    I know what Glock says - but they also say not to use reloads at all. At the last armors re-cert, I privately asked the instructor and he said that even though my procedure is "acceptable", Glock will stick with their policy simply because they can't control how people would use lead projectiles and under the wrong circumstances, it can and does leave lead traces - and therefore reduces bore diameter and in turn, pressure increases. I asked privately because I didn't want to put him on the spot, but after lunch, he reiterated the same thing to the class.

    Just for fun, last time I had Ben from Glockmeister on the phone, I hit him up about it too - he said the same thing the Glock instructor did.
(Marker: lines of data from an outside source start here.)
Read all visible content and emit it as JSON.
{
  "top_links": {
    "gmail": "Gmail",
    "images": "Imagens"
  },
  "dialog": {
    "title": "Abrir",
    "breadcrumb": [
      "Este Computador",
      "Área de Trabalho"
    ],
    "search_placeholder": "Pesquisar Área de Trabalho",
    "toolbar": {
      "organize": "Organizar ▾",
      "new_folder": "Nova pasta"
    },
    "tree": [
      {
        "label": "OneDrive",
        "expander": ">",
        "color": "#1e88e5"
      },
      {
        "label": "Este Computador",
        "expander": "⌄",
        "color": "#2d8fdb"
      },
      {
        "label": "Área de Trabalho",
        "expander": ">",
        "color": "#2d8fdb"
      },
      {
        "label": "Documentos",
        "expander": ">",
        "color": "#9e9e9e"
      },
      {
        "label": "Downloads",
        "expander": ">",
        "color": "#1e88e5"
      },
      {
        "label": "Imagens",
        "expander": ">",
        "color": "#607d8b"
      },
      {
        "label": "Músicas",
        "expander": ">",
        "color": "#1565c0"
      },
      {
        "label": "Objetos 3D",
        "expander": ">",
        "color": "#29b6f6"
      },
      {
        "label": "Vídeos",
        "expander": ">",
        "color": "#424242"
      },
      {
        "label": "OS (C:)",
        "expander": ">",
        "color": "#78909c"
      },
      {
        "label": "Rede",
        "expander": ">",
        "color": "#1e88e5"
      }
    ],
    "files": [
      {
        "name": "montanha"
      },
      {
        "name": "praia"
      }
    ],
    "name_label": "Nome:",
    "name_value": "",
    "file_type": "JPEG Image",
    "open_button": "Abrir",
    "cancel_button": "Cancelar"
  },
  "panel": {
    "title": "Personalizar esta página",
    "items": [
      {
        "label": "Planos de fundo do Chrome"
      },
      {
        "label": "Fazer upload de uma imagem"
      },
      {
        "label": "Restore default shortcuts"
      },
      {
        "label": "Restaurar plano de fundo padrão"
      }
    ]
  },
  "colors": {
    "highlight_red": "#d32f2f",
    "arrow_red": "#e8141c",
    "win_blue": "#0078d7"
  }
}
BTW, HK uses the same boring and that doesn't seem to be an issue for people.

    As a last note though - I'm not recommending, I'm simply stating what has worked for me for years.